Blair said...

I agree with both Maddie and SC, this case is extremely controversial and hard to declare exactly what is right and wrong. While this religion is obscure, whose to say that its not a set of beliefs and traditions that a group of people identify with? At the same time, they are using a substance that has been a hot topic in United States law enforcement and is in fact legal in some states. I think that this case can be directly applied to the Free Exercise clause and its a question as to whether or not the act of smoking marijuana is truly essential to exercising this religion.

Adam J said...

I agree with Blair that what may need to happen is to look into whether or not the use of marijuana is necessary in the religion. If it is, there may be an issue with the credibility of the religion that then needs to be looked into. I felt that this could ploy a person would use in order to be set free after being caught, especially with the knowledge of what had happened in New Mexico.

Maggie S. said...

I agree with SC, that a religious exemption in this case could be dangerous. I think this is a great example of the kind of case that raises the issue of "what is a legitimate religion?" I think it would be difficult if not impossible to determine the piety of the members, but even if they were "true believers" would it make a difference? I looked up the THC Ministry online, and it said they use biblical references to Cannabis to back up their claims and I'm not sure if this should change the equation or not. Again, I think it's a tough case that might be best viewed by the slippery slope argument.
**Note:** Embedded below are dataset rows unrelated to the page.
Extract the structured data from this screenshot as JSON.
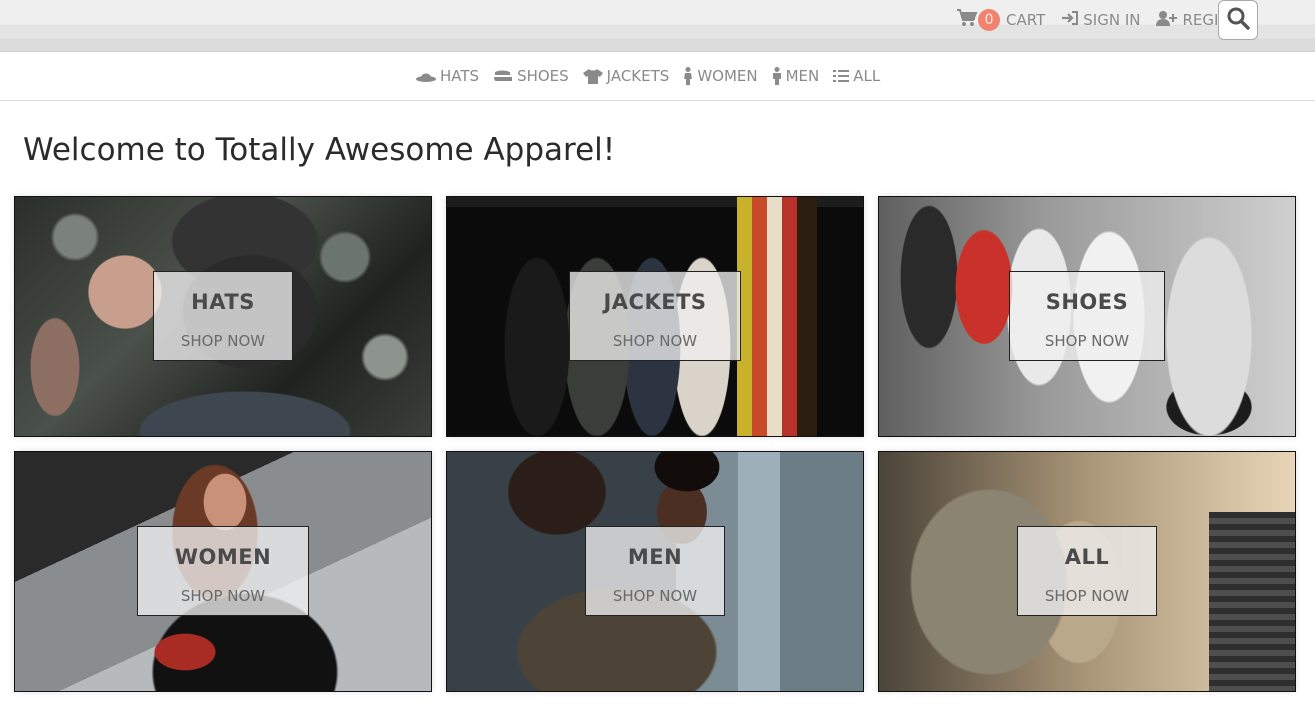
{
  "header": {
    "cart_count": "0",
    "cart_label": "CART",
    "signin_label": "SIGN IN",
    "register_label": "REGISTER"
  },
  "nav": {
    "items": [
      {
        "label": "HATS",
        "icon": "hat-icon"
      },
      {
        "label": "SHOES",
        "icon": "shoe-icon"
      },
      {
        "label": "JACKETS",
        "icon": "shirt-icon"
      },
      {
        "label": "WOMEN",
        "icon": "female-icon"
      },
      {
        "label": "MEN",
        "icon": "male-icon"
      },
      {
        "label": "ALL",
        "icon": "list-icon"
      }
    ]
  },
  "main": {
    "title": "Welcome to Totally Awesome Apparel!",
    "tiles": [
      {
        "title": "HATS",
        "cta": "SHOP NOW"
      },
      {
        "title": "JACKETS",
        "cta": "SHOP NOW"
      },
      {
        "title": "SHOES",
        "cta": "SHOP NOW"
      },
      {
        "title": "WOMEN",
        "cta": "SHOP NOW"
      },
      {
        "title": "MEN",
        "cta": "SHOP NOW"
      },
      {
        "title": "ALL",
        "cta": "SHOP NOW"
      }
    ]
  },
  "colors": {
    "badge": "#f0826e",
    "nav_text": "#8a8a8a",
    "heading": "#2b2b2b"
  }
}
Dylan Smith said...

So clearly it is an issue that this man is involved in a type of Cannabis ministry. This is clearly a violation of a law that was not made to favor one type of religion or another or atheism of sorts. This is a legitimate law and there is no question what the ruling should be here. The state has no compelling interest to allow the group and exemption. In fact allowing the exemption would only complicate the situation by in a sense opening the court to all sorts of judgements on religion. Also, I don't think we can come up with a cabinet that's only concerned with religious affairs. This would be analogous to legislating religion.

Yessica M said...

I agree with SC, that it would be very easy for those who are not part of this religious group to get their hands on marijuana for their own personal or criminal reasons. We cannot sit here and say that we cannot allow them to use marijuana because it is not our place to decide if it is a necessary practice or duty in their religion. Medical Marijuana Centers have a process that one must go through in order to obtain a card to go into these shops and retrieve marijuana. This is a far shot but what if there was a somewhat similar process for those who are part of this religion to obtain legal marijuana. Again, those who are not in this religion can easily claim it as their own so in order to avoid that maybe have a more restrictive process. Just something that came to mind as a possible solution. By adopting such process, the criminality of marijuana would decrease (possibly not much), the state would have regulation and these religious people would be content with having access to legal marijuana for their religious duties/practices.

Terry B said...

I think the government do not want this pass because of how it will effect society. More people will consider themselves to be apart of this religion that allows them to smoke an illegal substance in public. I have to agree with Maddie, it seems like an excuse for people to just get high. The new religion will violate the law of marijuana as an illegal drug, which will cause a battle between religion and state. I believe the government will try and get rid of this to try and save the greater good of society.